** Try it **
Without altering anything, repeat each of the records.

(Data records for software interfaces)
:::

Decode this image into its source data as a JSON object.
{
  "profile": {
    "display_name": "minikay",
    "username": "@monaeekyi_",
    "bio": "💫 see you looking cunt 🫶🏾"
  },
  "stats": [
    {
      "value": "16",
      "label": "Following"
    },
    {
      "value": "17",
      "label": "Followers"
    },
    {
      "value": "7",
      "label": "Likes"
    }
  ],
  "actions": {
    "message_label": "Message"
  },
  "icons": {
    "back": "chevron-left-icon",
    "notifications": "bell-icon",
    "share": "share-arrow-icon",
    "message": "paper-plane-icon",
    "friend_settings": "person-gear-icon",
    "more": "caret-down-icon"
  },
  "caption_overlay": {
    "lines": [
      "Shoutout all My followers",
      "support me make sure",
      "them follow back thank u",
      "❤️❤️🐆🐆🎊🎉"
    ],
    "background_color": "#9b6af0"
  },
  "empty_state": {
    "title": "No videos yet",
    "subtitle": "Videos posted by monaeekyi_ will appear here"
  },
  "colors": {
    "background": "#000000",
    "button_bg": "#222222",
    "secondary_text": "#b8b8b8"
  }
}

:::

** Response to this exercise **
Decode this image into its source data as a JSON object.
{
  "profile": {
    "display_name": "minikay",
    "username": "@monaeekyi_",
    "bio": "💫 see you looking cunt 🫶🏾"
  },
  "stats": [
    {
      "value": "16",
      "label": "Following"
    },
    {
      "value": "17",
      "label": "Followers"
    },
    {
      "value": "7",
      "label": "Likes"
    }
  ],
  "actions": {
    "message_label": "Message"
  },
  "icons": {
    "back": "chevron-left-icon",
    "notifications": "bell-icon",
    "share": "share-arrow-icon",
    "message": "paper-plane-icon",
    "friend_settings": "person-gear-icon",
    "more": "caret-down-icon"
  },
  "caption_overlay": {
    "lines": [
      "Shoutout all My followers",
      "support me make sure",
      "them follow back thank u",
      "❤️❤️🐆🐆🎊🎉"
    ],
    "background_color": "#9b6af0"
  },
  "empty_state": {
    "title": "No videos yet",
    "subtitle": "Videos posted by monaeekyi_ will appear here"
  },
  "colors": {
    "background": "#000000",
    "button_bg": "#222222",
    "secondary_text": "#b8b8b8"
  }
}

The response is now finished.